Crystal Dawn Rollings (author)Cindy Hardy (Thesis advisor)Kenneth Prkachin (Thesis advisor)University of Northern British Columbia (Degree granting institution)
Master of Science (MSc)
Number of pages in document: 102
Previous research has shown that there are relationships between empathy and attachment, attachment and physiology, and physiology and empathy in response to affective or stressful exposure however, research has not looked at these three components together during affective exposure. The hypothesis of the current study was that affective stimuli can cause changes in HRV that can be predicted by empathy and adult attachment. Participants were exposed to three 5-minute categories of affective video clips (happy, sad, and physical pain) while physiological data were recorded. Heart rate (HR) and respiratory sinus arrhythmia were extrapolated from the data as measures of autonomic nervous system activity corrected respiratory sinus arrhythmia scores were calculated for the analyses (cRSA). Participants also completed dispositional measures of empathy (Interpersonal Reactivity Index IRI) and adult attachment (Experience in Close Relationship-Revised ECR-R). Each of the categories of affective clips was effective in eliciting a physiological change with different patterns of responding for each category and different patterns or prediction and correlation between variables. There was support for the predictive ability of the IRI and ECR-R for a change in HR but not for cRSA. Higher scores of Personal Distress and Empathic Concern predicted a change in HR in each affective condition. Another finding was that, in general, individuals with higher maladaptive dispositional scores (e.g., increased Personal Distress) also showed signs of unhealthy cardiovascular responding (e.g., increased HR and decreased RSA). Implications and future directions for research are discussed. --P. ii.

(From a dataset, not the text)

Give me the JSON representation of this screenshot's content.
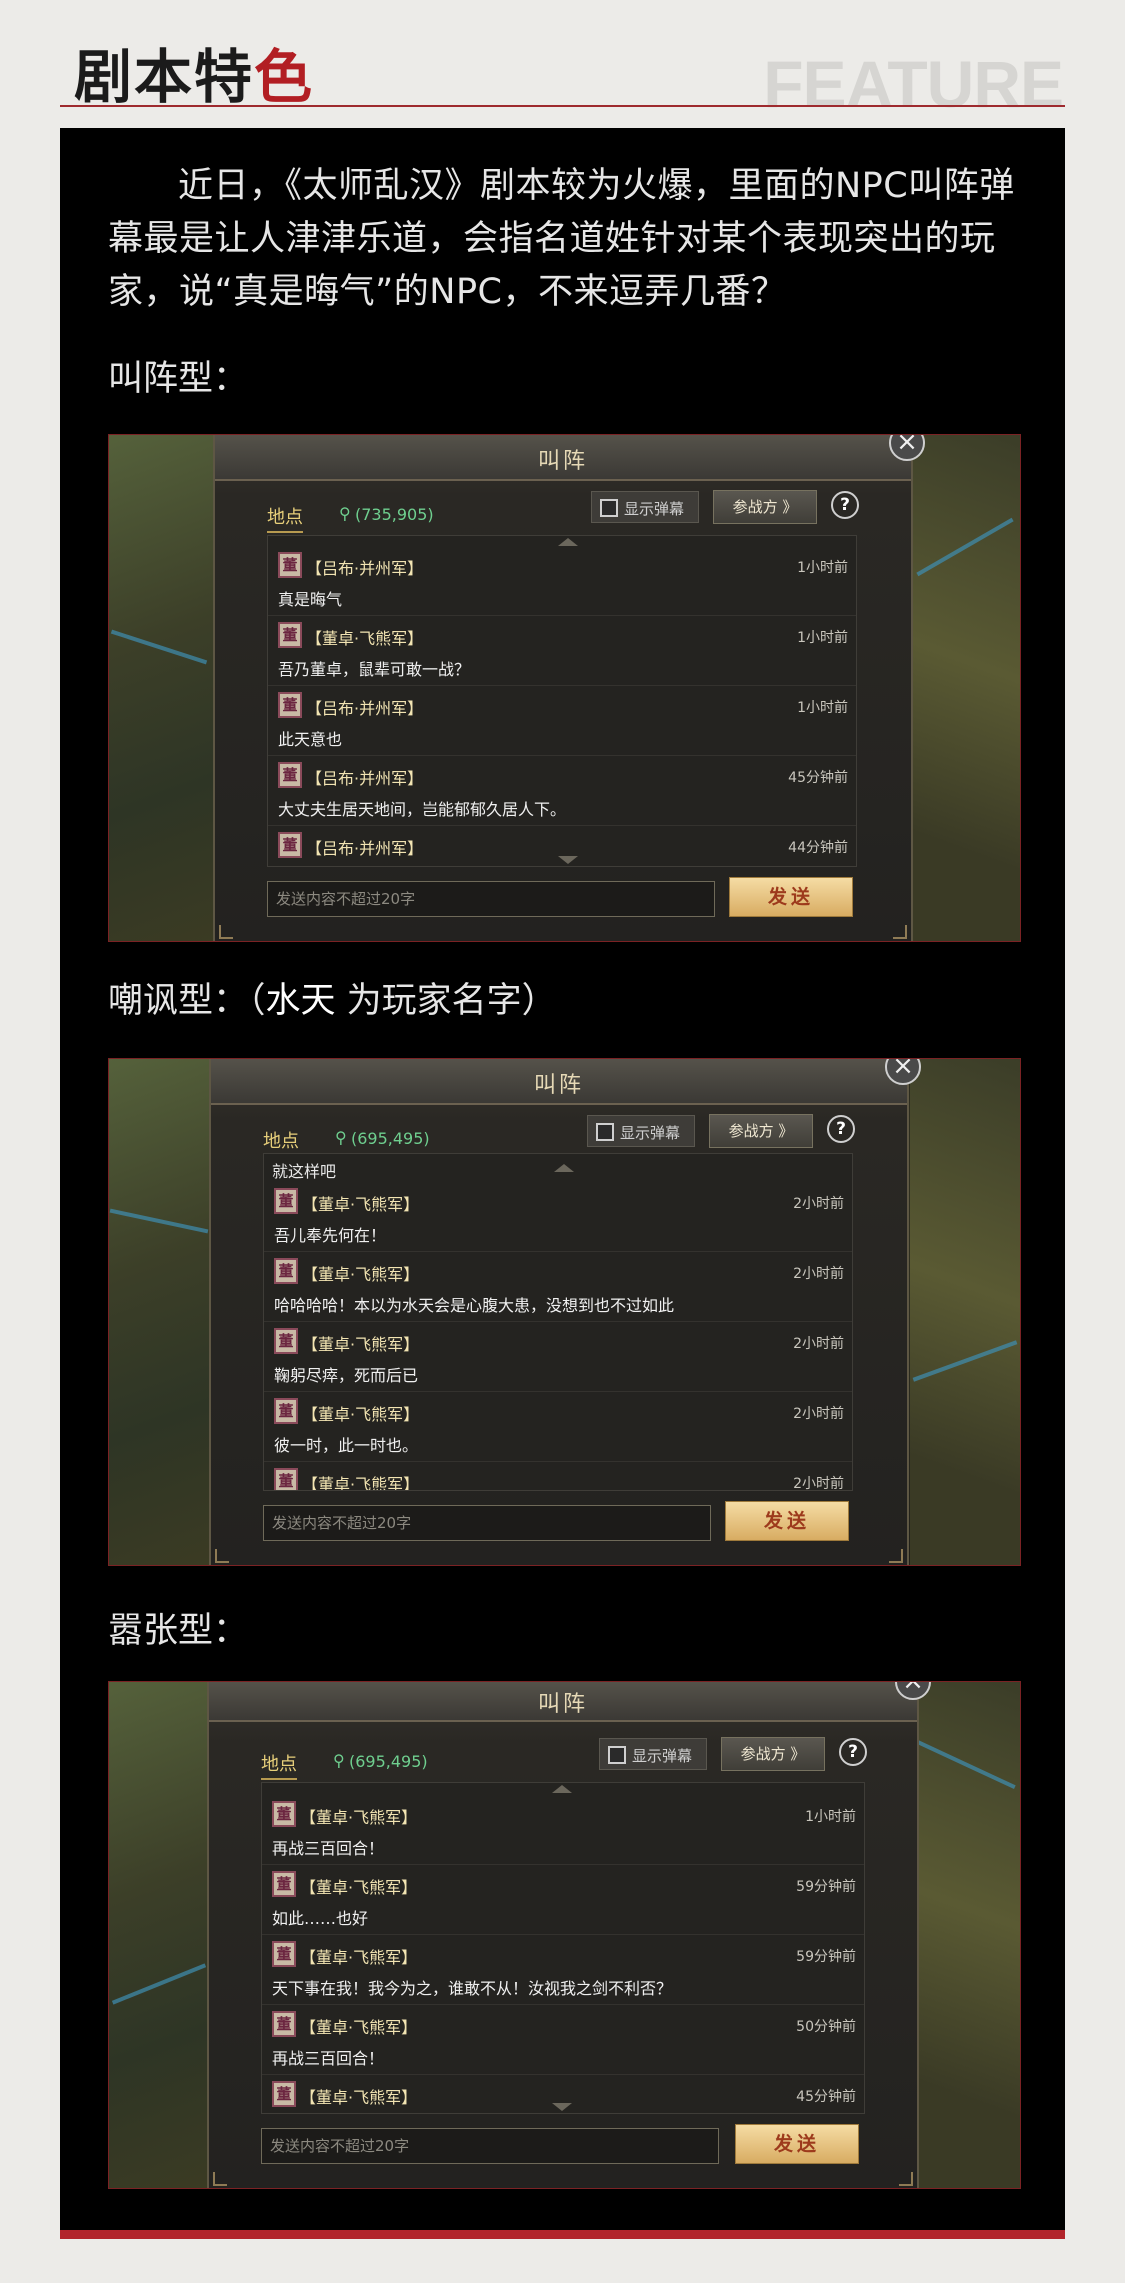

Empathy -- Physiological aspects.Attachment behavior -- Physiological aspects.Affect (Psychology) -- Testing.